“Since the signing of the historic 2016 peace accords, hundreds of human rights defenders have been murdered in Colombia. The U.S. government must pressure Colombia to prosecute those who orchestrate and carry out these targeted murders, and dismantle the economic and criminal structures that enable these attacks to take place with impunity,” said Gimena Sanchez, Director for the Andes at human rights advocacy group the Washington Office on Latin America (WOLA). “In some cases, even the families of assassinated human rights leaders continue to face threats. These ongoing attacks against community leaders damages Colombia’s ability to move ahead with the implementation of the peace agreement and establish rule of law in areas previously under the control of armed groups.”
Human rights defenders, advocates for land restitution, and Afro and indigenous leaders are facing an increasingly critical security situation in Colombia, as recently documented by WOLA. Many of the attacks and threats against human rights activists have been concentrated in ethnic communities along the Pacific coast—specifically in the departments of Chocó, Cauca, Valle del Cauca, and Nariño—that have long suffered the brunt of Colombia’s conflict. According to the most recent figures, one human rights defender is killed every three days in Colombia. The United Nations estimates that more than 100 human rights defenders were assassinated in 2017.

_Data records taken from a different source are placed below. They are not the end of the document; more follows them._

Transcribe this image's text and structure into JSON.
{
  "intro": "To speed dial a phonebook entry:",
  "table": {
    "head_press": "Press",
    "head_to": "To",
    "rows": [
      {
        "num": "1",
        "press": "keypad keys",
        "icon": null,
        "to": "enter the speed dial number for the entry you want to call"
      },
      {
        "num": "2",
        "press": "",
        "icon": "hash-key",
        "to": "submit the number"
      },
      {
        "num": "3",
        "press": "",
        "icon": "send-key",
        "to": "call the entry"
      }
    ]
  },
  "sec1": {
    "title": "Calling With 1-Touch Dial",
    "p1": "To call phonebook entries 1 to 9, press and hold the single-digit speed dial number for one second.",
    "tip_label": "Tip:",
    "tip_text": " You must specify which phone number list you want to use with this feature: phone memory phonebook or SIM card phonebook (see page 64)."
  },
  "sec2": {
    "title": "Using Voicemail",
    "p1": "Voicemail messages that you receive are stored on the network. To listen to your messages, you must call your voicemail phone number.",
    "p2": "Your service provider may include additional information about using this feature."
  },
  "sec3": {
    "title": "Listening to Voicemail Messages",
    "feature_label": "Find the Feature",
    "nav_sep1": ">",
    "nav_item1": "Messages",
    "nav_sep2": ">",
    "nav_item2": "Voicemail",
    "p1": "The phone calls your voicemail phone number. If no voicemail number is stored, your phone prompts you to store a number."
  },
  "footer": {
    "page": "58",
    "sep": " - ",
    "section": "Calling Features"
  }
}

“U.S. authorities must continue to insist that the Colombian government prioritize the protection of human rights defenders. The U.S. government has invested 20 years to improve Colombia’s security and stability; this could very well be undone by the current lack of action in guaranteeing the rights and protection of communities,” said Sanchez.